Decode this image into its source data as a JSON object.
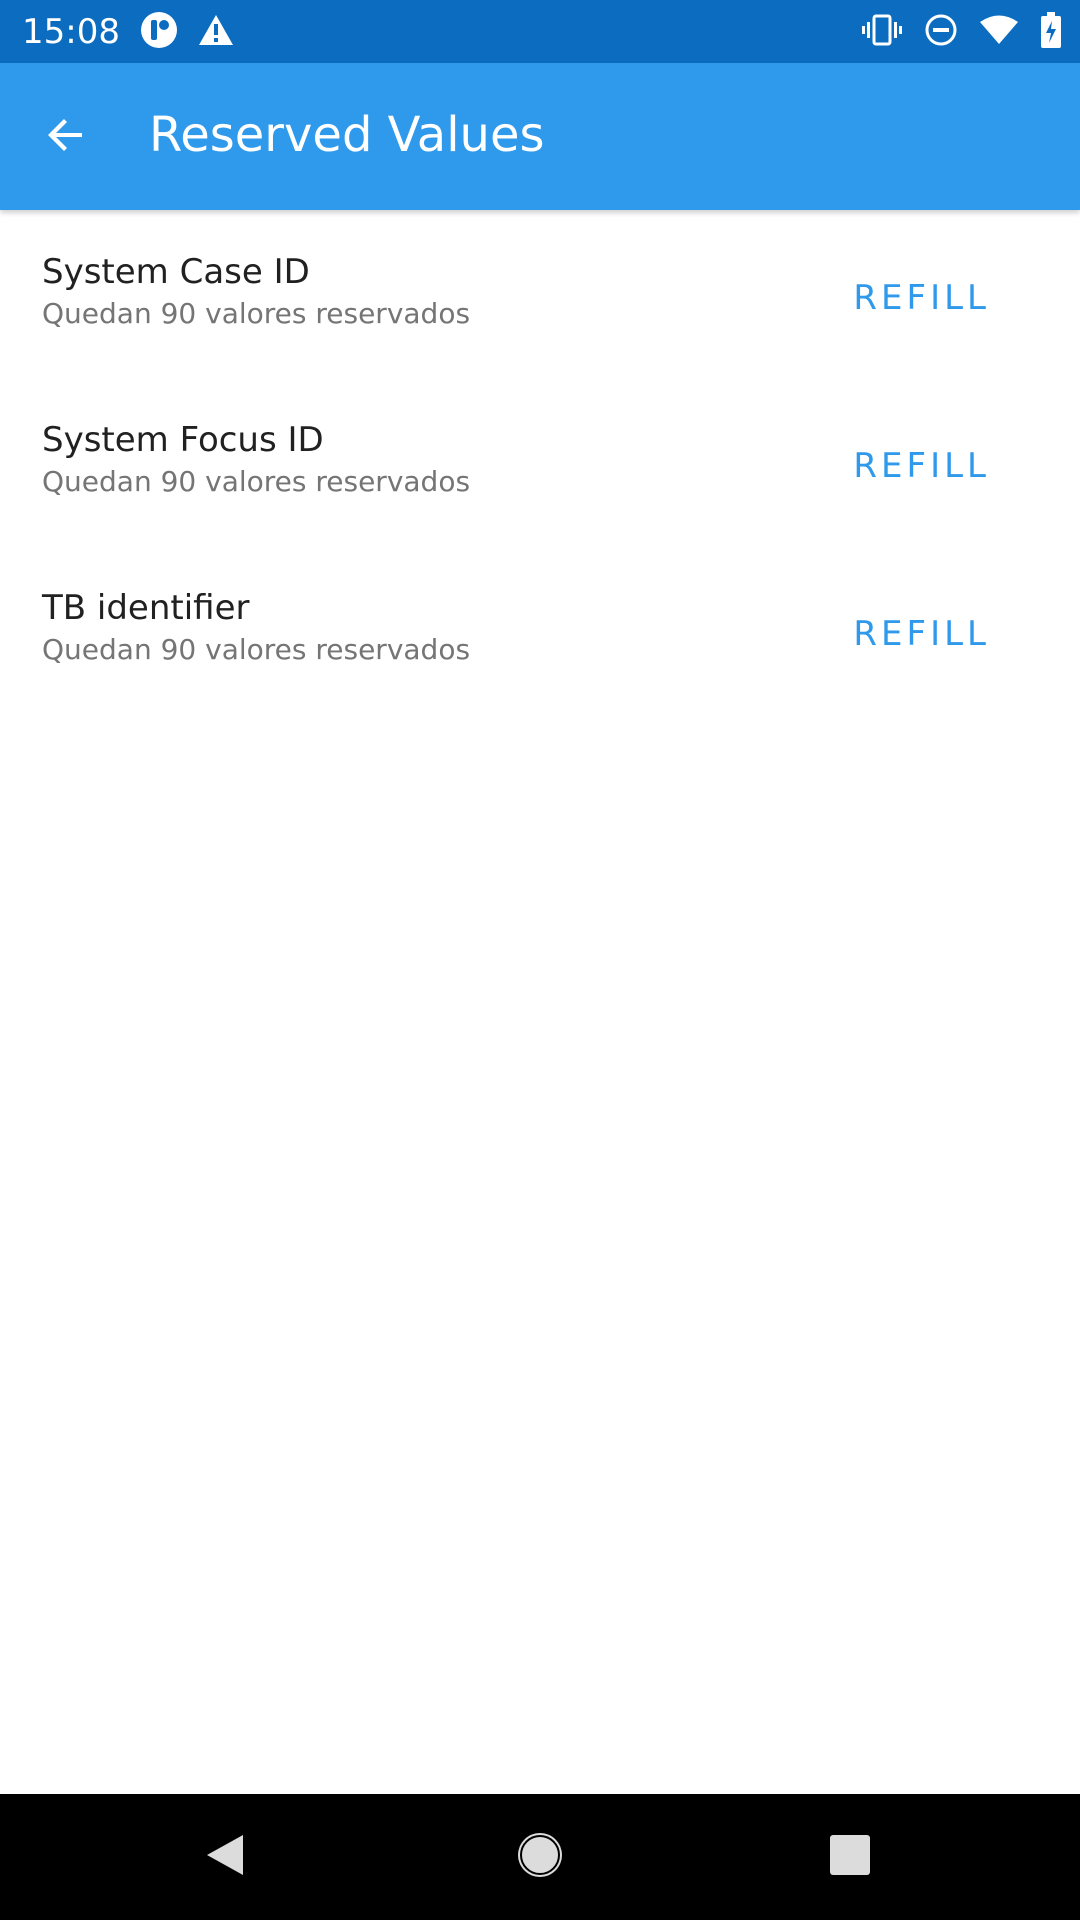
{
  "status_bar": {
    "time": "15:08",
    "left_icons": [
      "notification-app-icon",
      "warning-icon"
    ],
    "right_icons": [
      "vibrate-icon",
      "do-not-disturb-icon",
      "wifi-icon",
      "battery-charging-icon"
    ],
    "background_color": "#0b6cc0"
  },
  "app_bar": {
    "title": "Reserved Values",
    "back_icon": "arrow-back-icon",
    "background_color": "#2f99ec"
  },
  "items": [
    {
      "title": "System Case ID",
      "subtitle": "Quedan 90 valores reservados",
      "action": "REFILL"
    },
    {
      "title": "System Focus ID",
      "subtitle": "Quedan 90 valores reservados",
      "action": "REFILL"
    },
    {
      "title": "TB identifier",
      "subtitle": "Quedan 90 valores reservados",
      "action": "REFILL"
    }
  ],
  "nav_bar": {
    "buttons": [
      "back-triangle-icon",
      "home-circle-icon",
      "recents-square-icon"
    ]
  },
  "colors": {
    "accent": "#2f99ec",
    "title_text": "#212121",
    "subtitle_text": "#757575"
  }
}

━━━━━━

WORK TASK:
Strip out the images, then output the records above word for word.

OUTPUT OF THE EXERCISE:
Decode this image into its source data as a JSON object.
{
  "status_bar": {
    "time": "15:08",
    "left_icons": [
      "notification-app-icon",
      "warning-icon"
    ],
    "right_icons": [
      "vibrate-icon",
      "do-not-disturb-icon",
      "wifi-icon",
      "battery-charging-icon"
    ],
    "background_color": "#0b6cc0"
  },
  "app_bar": {
    "title": "Reserved Values",
    "back_icon": "arrow-back-icon",
    "background_color": "#2f99ec"
  },
  "items": [
    {
      "title": "System Case ID",
      "subtitle": "Quedan 90 valores reservados",
      "action": "REFILL"
    },
    {
      "title": "System Focus ID",
      "subtitle": "Quedan 90 valores reservados",
      "action": "REFILL"
    },
    {
      "title": "TB identifier",
      "subtitle": "Quedan 90 valores reservados",
      "action": "REFILL"
    }
  ],
  "nav_bar": {
    "buttons": [
      "back-triangle-icon",
      "home-circle-icon",
      "recents-square-icon"
    ]
  },
  "colors": {
    "accent": "#2f99ec",
    "title_text": "#212121",
    "subtitle_text": "#757575"
  }
}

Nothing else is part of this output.